The search giant unveiled a US$4.4 trillion plan Wednesday to reduce the US's dependency on fossil fuels and embrace alternative energy. The proposal would yield a net saving of US$1 trillion by 2030 and slash US carbon dioxide emissions by 48 percent, according to Google, which said it had been busy "crunching the numbers."
The plan involves weaning the US off of coal for producing its electricity and turning to wind, solar and geothermal power instead. It would also cut oil use in cars by 40 percent and use electricity for personal transportation. Google said its goal in announcing the plan, called Clean Energy 2030, was to stimulate debate.
"With a new Administration and Congress -- and multiple energy-related imperatives -- this is an opportune, perhaps unprecedented, moment to move from plan to action," the company said.
It's the latest and perhaps most ambitious attempt by Google to shape public policy. The company has already weighed in on issues like worker immigration, intellectual property law and net neutrality. Energy is further from its expertise, but Google has been hiring experts to help with the task, including the lead author of the proposal, Jeffery Greenblatt, a former scientist with the US Environmental Defense Fund.
It deals primarily with two areas -- electricity production and personal vehicles. The basics look like this:
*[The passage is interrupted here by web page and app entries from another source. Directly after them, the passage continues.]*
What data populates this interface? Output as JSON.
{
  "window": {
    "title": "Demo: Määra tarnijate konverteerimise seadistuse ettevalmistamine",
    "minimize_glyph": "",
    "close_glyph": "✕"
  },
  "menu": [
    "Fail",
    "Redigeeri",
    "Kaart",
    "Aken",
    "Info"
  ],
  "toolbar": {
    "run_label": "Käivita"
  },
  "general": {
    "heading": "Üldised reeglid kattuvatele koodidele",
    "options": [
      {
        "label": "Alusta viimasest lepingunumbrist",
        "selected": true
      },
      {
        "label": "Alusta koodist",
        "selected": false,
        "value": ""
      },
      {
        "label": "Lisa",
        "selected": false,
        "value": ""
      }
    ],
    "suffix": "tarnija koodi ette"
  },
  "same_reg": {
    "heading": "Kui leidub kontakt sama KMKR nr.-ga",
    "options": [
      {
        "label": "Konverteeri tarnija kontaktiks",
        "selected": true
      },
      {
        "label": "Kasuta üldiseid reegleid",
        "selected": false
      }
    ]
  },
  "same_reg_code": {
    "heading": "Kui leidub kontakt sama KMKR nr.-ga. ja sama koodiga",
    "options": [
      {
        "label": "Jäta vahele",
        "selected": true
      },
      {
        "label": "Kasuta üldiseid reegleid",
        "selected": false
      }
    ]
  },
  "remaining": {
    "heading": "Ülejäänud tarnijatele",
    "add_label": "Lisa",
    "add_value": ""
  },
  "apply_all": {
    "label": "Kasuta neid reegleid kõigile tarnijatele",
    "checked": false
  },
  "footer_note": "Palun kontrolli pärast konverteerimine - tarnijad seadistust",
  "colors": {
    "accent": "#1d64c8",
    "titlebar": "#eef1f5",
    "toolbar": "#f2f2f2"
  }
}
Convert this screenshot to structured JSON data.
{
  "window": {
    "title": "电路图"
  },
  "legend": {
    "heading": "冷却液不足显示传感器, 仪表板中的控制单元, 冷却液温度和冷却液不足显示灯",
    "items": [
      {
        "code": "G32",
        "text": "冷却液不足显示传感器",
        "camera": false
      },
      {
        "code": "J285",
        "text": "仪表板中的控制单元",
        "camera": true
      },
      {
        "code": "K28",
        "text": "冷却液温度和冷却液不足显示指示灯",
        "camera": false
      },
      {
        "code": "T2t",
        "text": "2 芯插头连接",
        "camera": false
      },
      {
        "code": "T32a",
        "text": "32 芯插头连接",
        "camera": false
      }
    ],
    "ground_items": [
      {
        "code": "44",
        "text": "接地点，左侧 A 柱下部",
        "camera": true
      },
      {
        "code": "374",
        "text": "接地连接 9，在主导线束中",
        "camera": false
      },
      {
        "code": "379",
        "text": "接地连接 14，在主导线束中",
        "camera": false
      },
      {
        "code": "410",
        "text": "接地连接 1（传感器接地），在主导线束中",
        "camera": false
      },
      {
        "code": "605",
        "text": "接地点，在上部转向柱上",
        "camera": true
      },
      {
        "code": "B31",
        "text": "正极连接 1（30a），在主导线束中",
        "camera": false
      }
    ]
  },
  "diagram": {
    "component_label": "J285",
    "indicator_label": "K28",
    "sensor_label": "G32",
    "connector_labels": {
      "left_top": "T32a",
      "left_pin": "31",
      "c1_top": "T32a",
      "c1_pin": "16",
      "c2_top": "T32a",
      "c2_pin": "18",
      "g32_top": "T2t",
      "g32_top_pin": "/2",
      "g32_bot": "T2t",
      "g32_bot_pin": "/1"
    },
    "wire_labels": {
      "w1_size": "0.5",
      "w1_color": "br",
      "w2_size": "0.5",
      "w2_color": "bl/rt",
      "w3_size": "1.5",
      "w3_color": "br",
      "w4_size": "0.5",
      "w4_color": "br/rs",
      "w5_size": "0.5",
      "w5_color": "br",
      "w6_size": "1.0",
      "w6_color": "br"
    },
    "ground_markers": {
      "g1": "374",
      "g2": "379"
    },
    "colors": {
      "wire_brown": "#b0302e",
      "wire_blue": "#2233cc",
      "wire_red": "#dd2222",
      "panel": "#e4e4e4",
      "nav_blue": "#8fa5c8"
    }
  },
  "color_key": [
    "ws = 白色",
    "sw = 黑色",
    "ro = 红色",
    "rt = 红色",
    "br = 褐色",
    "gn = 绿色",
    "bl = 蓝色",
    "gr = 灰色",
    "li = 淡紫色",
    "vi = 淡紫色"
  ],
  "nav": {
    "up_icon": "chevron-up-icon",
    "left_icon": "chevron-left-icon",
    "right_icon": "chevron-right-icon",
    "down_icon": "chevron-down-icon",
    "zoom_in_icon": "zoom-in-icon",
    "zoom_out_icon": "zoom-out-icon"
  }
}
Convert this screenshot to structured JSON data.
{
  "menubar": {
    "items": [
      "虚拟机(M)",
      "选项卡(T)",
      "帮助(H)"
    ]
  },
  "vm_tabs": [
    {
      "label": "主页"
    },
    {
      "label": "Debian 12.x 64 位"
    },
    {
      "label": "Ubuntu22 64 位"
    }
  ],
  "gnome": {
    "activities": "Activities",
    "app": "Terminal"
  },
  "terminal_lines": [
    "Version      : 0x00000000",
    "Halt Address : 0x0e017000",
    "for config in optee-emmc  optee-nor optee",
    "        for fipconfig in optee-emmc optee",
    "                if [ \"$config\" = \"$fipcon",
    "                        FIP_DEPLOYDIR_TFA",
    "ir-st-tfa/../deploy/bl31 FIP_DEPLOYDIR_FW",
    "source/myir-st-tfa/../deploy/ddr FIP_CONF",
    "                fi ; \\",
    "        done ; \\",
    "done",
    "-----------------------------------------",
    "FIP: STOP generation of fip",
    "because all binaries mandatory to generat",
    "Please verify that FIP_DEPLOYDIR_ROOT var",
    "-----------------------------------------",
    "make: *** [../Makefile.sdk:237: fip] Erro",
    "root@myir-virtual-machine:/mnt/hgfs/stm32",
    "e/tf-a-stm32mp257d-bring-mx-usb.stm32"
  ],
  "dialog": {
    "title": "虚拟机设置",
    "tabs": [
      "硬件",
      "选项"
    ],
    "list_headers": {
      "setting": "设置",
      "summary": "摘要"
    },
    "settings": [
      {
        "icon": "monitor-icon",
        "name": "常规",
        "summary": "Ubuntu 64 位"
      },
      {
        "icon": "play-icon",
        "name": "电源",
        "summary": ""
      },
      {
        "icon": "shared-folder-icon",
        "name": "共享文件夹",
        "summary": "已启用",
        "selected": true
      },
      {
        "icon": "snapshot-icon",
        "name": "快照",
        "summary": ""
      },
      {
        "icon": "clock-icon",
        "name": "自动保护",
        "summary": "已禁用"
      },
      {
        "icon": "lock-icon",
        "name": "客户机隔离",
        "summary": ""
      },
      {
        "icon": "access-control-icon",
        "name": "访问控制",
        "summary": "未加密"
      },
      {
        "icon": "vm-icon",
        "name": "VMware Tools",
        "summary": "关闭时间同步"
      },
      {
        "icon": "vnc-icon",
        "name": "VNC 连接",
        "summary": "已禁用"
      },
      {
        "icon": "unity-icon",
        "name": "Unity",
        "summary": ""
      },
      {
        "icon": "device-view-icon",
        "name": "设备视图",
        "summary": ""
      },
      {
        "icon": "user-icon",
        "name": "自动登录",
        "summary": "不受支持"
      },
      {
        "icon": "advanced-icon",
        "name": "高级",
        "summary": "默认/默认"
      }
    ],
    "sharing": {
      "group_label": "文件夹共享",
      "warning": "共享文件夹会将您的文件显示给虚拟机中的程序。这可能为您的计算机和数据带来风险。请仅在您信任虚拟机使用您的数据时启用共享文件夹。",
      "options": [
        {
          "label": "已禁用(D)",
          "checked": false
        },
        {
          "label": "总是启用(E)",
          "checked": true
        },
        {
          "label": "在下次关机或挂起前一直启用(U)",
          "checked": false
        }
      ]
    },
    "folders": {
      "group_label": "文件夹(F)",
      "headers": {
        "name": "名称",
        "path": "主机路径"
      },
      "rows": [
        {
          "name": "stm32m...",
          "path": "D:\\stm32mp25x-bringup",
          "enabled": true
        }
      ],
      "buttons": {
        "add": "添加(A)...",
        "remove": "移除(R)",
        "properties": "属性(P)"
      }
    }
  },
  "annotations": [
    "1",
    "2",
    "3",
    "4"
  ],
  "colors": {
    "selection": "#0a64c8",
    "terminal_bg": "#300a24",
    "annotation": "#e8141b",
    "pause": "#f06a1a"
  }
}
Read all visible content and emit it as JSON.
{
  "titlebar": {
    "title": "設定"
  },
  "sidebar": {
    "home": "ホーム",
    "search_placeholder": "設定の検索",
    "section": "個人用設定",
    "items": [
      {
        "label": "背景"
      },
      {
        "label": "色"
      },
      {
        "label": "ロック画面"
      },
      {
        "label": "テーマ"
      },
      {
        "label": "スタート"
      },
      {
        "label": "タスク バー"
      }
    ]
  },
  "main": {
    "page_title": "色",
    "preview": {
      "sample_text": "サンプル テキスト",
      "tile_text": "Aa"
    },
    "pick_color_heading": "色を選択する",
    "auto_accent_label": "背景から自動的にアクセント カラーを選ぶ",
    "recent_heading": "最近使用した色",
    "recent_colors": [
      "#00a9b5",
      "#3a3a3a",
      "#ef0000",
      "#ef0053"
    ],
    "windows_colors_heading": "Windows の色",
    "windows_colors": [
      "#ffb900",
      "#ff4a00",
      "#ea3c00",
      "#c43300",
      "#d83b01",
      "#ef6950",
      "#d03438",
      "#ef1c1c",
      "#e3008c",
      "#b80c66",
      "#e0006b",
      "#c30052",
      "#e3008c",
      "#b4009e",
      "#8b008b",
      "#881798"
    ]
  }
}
Reduce energy use today: Naturally for Google, it starts with computers. Data centers and personal computers both can be operated much more efficiently, by unplugging PCs when they are not in use, for example. Building codes can be more aggressive, and "smart meters" in homes that give real-time pricing should encourage people to use less power. Pacific Gas & Electric is already installing such meters in northern California.
Electricity: The US today produces half its electricity from coal, 20 percent each from natural gas and nuclear energy, and 1.5 percent from oil. The plan would replace coal and oil with primarily wind, solar and geothermal energy (using heat from inside the earth). It calls for keeping electricity demand at today's level, which would lop 30 percent off the projected demand in 2030. Onshore and offshore wind would account for a further 29 percent of demand, solar 12 percent and geothermal 15 percent. Nuclear, hydro and natural gas would make up the rest.